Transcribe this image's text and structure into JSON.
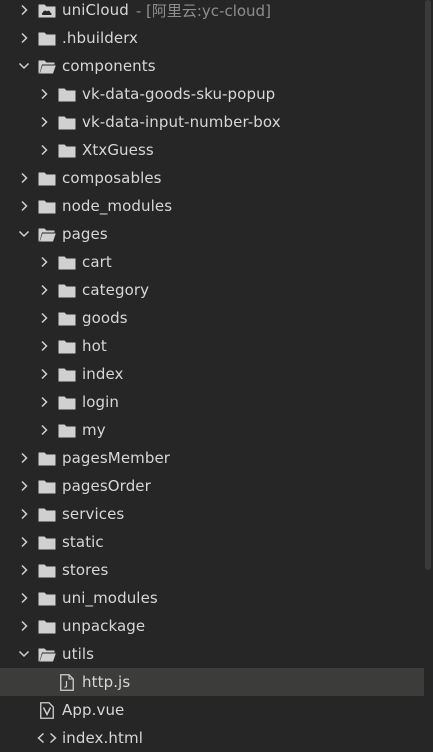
{
  "colors": {
    "background": "#262626",
    "selected_row": "#3c3c3a",
    "text": "#d7d7d7",
    "muted_text": "#8e8e8e",
    "icon": "#d0d0d0"
  },
  "tree": [
    {
      "label": "uniCloud",
      "suffix": "- [阿里云:yc-cloud]",
      "type": "cloud-folder",
      "depth": 0,
      "expanded": false,
      "icon": "cloud-folder-icon"
    },
    {
      "label": ".hbuilderx",
      "type": "folder",
      "depth": 0,
      "expanded": false,
      "icon": "folder-icon"
    },
    {
      "label": "components",
      "type": "folder",
      "depth": 0,
      "expanded": true,
      "icon": "folder-open-icon"
    },
    {
      "label": "vk-data-goods-sku-popup",
      "type": "folder",
      "depth": 1,
      "expanded": false,
      "icon": "folder-icon"
    },
    {
      "label": "vk-data-input-number-box",
      "type": "folder",
      "depth": 1,
      "expanded": false,
      "icon": "folder-icon"
    },
    {
      "label": "XtxGuess",
      "type": "folder",
      "depth": 1,
      "expanded": false,
      "icon": "folder-icon"
    },
    {
      "label": "composables",
      "type": "folder",
      "depth": 0,
      "expanded": false,
      "icon": "folder-icon"
    },
    {
      "label": "node_modules",
      "type": "folder",
      "depth": 0,
      "expanded": false,
      "icon": "folder-icon"
    },
    {
      "label": "pages",
      "type": "folder",
      "depth": 0,
      "expanded": true,
      "icon": "folder-open-icon"
    },
    {
      "label": "cart",
      "type": "folder",
      "depth": 1,
      "expanded": false,
      "icon": "folder-icon"
    },
    {
      "label": "category",
      "type": "folder",
      "depth": 1,
      "expanded": false,
      "icon": "folder-icon"
    },
    {
      "label": "goods",
      "type": "folder",
      "depth": 1,
      "expanded": false,
      "icon": "folder-icon"
    },
    {
      "label": "hot",
      "type": "folder",
      "depth": 1,
      "expanded": false,
      "icon": "folder-icon"
    },
    {
      "label": "index",
      "type": "folder",
      "depth": 1,
      "expanded": false,
      "icon": "folder-icon"
    },
    {
      "label": "login",
      "type": "folder",
      "depth": 1,
      "expanded": false,
      "icon": "folder-icon"
    },
    {
      "label": "my",
      "type": "folder",
      "depth": 1,
      "expanded": false,
      "icon": "folder-icon"
    },
    {
      "label": "pagesMember",
      "type": "folder",
      "depth": 0,
      "expanded": false,
      "icon": "folder-icon"
    },
    {
      "label": "pagesOrder",
      "type": "folder",
      "depth": 0,
      "expanded": false,
      "icon": "folder-icon"
    },
    {
      "label": "services",
      "type": "folder",
      "depth": 0,
      "expanded": false,
      "icon": "folder-icon"
    },
    {
      "label": "static",
      "type": "folder",
      "depth": 0,
      "expanded": false,
      "icon": "folder-icon"
    },
    {
      "label": "stores",
      "type": "folder",
      "depth": 0,
      "expanded": false,
      "icon": "folder-icon"
    },
    {
      "label": "uni_modules",
      "type": "folder",
      "depth": 0,
      "expanded": false,
      "icon": "folder-icon"
    },
    {
      "label": "unpackage",
      "type": "folder",
      "depth": 0,
      "expanded": false,
      "icon": "folder-icon"
    },
    {
      "label": "utils",
      "type": "folder",
      "depth": 0,
      "expanded": true,
      "icon": "folder-open-icon"
    },
    {
      "label": "http.js",
      "type": "file",
      "depth": 1,
      "selected": true,
      "icon": "js-file-icon"
    },
    {
      "label": "App.vue",
      "type": "file",
      "depth": 0,
      "icon": "vue-file-icon"
    },
    {
      "label": "index.html",
      "type": "file",
      "depth": 0,
      "icon": "html-file-icon"
    }
  ]
}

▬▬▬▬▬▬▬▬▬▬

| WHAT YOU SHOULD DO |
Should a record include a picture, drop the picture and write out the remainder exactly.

| REPLY |
Transcribe this image's text and structure into JSON.
{
  "colors": {
    "background": "#262626",
    "selected_row": "#3c3c3a",
    "text": "#d7d7d7",
    "muted_text": "#8e8e8e",
    "icon": "#d0d0d0"
  },
  "tree": [
    {
      "label": "uniCloud",
      "suffix": "- [阿里云:yc-cloud]",
      "type": "cloud-folder",
      "depth": 0,
      "expanded": false,
      "icon": "cloud-folder-icon"
    },
    {
      "label": ".hbuilderx",
      "type": "folder",
      "depth": 0,
      "expanded": false,
      "icon": "folder-icon"
    },
    {
      "label": "components",
      "type": "folder",
      "depth": 0,
      "expanded": true,
      "icon": "folder-open-icon"
    },
    {
      "label": "vk-data-goods-sku-popup",
      "type": "folder",
      "depth": 1,
      "expanded": false,
      "icon": "folder-icon"
    },
    {
      "label": "vk-data-input-number-box",
      "type": "folder",
      "depth": 1,
      "expanded": false,
      "icon": "folder-icon"
    },
    {
      "label": "XtxGuess",
      "type": "folder",
      "depth": 1,
      "expanded": false,
      "icon": "folder-icon"
    },
    {
      "label": "composables",
      "type": "folder",
      "depth": 0,
      "expanded": false,
      "icon": "folder-icon"
    },
    {
      "label": "node_modules",
      "type": "folder",
      "depth": 0,
      "expanded": false,
      "icon": "folder-icon"
    },
    {
      "label": "pages",
      "type": "folder",
      "depth": 0,
      "expanded": true,
      "icon": "folder-open-icon"
    },
    {
      "label": "cart",
      "type": "folder",
      "depth": 1,
      "expanded": false,
      "icon": "folder-icon"
    },
    {
      "label": "category",
      "type": "folder",
      "depth": 1,
      "expanded": false,
      "icon": "folder-icon"
    },
    {
      "label": "goods",
      "type": "folder",
      "depth": 1,
      "expanded": false,
      "icon": "folder-icon"
    },
    {
      "label": "hot",
      "type": "folder",
      "depth": 1,
      "expanded": false,
      "icon": "folder-icon"
    },
    {
      "label": "index",
      "type": "folder",
      "depth": 1,
      "expanded": false,
      "icon": "folder-icon"
    },
    {
      "label": "login",
      "type": "folder",
      "depth": 1,
      "expanded": false,
      "icon": "folder-icon"
    },
    {
      "label": "my",
      "type": "folder",
      "depth": 1,
      "expanded": false,
      "icon": "folder-icon"
    },
    {
      "label": "pagesMember",
      "type": "folder",
      "depth": 0,
      "expanded": false,
      "icon": "folder-icon"
    },
    {
      "label": "pagesOrder",
      "type": "folder",
      "depth": 0,
      "expanded": false,
      "icon": "folder-icon"
    },
    {
      "label": "services",
      "type": "folder",
      "depth": 0,
      "expanded": false,
      "icon": "folder-icon"
    },
    {
      "label": "static",
      "type": "folder",
      "depth": 0,
      "expanded": false,
      "icon": "folder-icon"
    },
    {
      "label": "stores",
      "type": "folder",
      "depth": 0,
      "expanded": false,
      "icon": "folder-icon"
    },
    {
      "label": "uni_modules",
      "type": "folder",
      "depth": 0,
      "expanded": false,
      "icon": "folder-icon"
    },
    {
      "label": "unpackage",
      "type": "folder",
      "depth": 0,
      "expanded": false,
      "icon": "folder-icon"
    },
    {
      "label": "utils",
      "type": "folder",
      "depth": 0,
      "expanded": true,
      "icon": "folder-open-icon"
    },
    {
      "label": "http.js",
      "type": "file",
      "depth": 1,
      "selected": true,
      "icon": "js-file-icon"
    },
    {
      "label": "App.vue",
      "type": "file",
      "depth": 0,
      "icon": "vue-file-icon"
    },
    {
      "label": "index.html",
      "type": "file",
      "depth": 0,
      "icon": "html-file-icon"
    }
  ]
}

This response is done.